**EXERCISE DESCRIPTION:**
Copy every record word for word. Pictures are not part of the copy.

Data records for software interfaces
------------------------------------------------------------------------
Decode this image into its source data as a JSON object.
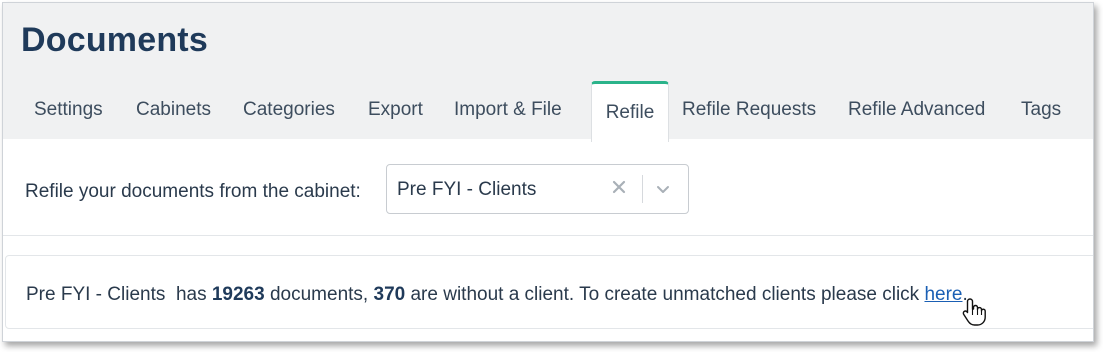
{
  "page": {
    "title": "Documents"
  },
  "tabs": [
    {
      "label": "Settings"
    },
    {
      "label": "Cabinets"
    },
    {
      "label": "Categories"
    },
    {
      "label": "Export"
    },
    {
      "label": "Import & File"
    },
    {
      "label": "Refile",
      "active": true
    },
    {
      "label": "Refile Requests"
    },
    {
      "label": "Refile Advanced"
    },
    {
      "label": "Tags"
    }
  ],
  "refile": {
    "label": "Refile your documents from the cabinet:",
    "selected_cabinet": "Pre FYI - Clients"
  },
  "info": {
    "cabinet_name": "Pre FYI - Clients",
    "has_text": "has",
    "document_count": "19263",
    "documents_text": "documents,",
    "without_client_count": "370",
    "without_text": "are without a client. To create unmatched clients please click",
    "link_label": "here",
    "end_punct": "."
  },
  "icons": {
    "clear": "close-icon",
    "dropdown": "chevron-down-icon",
    "cursor": "hand-pointer-icon"
  },
  "colors": {
    "accent_tab": "#2bb38a",
    "title": "#1f3a5a",
    "link": "#1a5fb4",
    "header_bg": "#f0f1f2"
  }
}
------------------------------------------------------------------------
**RESPONSE TO THIS EXERCISE:**
Decode this image into its source data as a JSON object.
{
  "page": {
    "title": "Documents"
  },
  "tabs": [
    {
      "label": "Settings"
    },
    {
      "label": "Cabinets"
    },
    {
      "label": "Categories"
    },
    {
      "label": "Export"
    },
    {
      "label": "Import & File"
    },
    {
      "label": "Refile",
      "active": true
    },
    {
      "label": "Refile Requests"
    },
    {
      "label": "Refile Advanced"
    },
    {
      "label": "Tags"
    }
  ],
  "refile": {
    "label": "Refile your documents from the cabinet:",
    "selected_cabinet": "Pre FYI - Clients"
  },
  "info": {
    "cabinet_name": "Pre FYI - Clients",
    "has_text": "has",
    "document_count": "19263",
    "documents_text": "documents,",
    "without_client_count": "370",
    "without_text": "are without a client. To create unmatched clients please click",
    "link_label": "here",
    "end_punct": "."
  },
  "icons": {
    "clear": "close-icon",
    "dropdown": "chevron-down-icon",
    "cursor": "hand-pointer-icon"
  },
  "colors": {
    "accent_tab": "#2bb38a",
    "title": "#1f3a5a",
    "link": "#1a5fb4",
    "header_bg": "#f0f1f2"
  }
}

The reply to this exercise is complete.